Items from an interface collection
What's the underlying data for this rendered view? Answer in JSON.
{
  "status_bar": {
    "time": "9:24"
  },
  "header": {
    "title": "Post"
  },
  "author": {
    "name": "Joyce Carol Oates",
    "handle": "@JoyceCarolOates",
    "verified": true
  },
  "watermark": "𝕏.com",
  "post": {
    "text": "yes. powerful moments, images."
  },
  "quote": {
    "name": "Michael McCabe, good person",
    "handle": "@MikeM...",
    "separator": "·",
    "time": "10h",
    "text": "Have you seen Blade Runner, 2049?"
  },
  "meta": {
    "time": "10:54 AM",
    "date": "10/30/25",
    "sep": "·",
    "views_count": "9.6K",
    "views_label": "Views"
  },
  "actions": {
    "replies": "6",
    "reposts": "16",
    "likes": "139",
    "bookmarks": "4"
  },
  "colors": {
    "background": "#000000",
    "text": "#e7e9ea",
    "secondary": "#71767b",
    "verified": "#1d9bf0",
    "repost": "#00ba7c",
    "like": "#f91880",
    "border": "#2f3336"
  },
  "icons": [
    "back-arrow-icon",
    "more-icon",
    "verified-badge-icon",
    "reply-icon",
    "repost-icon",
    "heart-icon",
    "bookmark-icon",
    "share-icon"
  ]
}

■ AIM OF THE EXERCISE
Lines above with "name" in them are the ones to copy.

■ TASK RESULT
    "name": "Joyce Carol Oates",
    "name": "Michael McCabe, good person",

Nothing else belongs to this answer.